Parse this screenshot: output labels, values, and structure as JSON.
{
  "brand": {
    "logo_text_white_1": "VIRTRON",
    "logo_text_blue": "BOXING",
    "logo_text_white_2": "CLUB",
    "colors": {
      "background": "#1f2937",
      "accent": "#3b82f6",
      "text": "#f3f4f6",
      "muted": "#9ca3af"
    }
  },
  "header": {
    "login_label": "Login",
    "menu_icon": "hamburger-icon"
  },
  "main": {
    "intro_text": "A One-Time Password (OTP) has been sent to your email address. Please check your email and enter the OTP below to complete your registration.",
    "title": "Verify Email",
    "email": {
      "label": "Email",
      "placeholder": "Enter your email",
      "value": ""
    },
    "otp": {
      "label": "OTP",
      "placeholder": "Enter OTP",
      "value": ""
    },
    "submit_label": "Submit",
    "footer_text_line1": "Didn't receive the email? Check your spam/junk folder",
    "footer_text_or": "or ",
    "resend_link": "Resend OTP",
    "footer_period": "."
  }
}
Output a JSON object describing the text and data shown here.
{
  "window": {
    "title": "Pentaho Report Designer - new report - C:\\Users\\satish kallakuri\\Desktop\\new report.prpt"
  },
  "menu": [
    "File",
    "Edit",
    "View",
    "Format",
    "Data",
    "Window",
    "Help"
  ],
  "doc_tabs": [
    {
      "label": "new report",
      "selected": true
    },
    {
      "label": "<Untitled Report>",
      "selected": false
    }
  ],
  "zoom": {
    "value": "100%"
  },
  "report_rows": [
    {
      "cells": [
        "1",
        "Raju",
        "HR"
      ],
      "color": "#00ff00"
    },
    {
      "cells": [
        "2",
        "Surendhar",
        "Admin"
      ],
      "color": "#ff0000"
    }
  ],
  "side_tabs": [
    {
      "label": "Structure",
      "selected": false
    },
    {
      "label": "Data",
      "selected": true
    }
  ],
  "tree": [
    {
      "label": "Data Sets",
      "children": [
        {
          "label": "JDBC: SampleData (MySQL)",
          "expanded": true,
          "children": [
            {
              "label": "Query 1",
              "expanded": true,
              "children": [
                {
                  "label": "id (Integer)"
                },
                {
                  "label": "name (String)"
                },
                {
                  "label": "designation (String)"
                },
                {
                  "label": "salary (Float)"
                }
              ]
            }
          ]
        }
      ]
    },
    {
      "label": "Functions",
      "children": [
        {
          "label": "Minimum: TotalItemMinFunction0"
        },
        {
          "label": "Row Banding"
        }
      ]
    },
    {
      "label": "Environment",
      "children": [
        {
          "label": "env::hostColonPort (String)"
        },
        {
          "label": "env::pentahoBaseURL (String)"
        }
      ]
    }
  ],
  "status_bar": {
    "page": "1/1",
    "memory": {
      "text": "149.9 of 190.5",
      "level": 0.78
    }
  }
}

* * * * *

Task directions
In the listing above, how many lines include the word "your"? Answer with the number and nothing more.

Solution to this task
3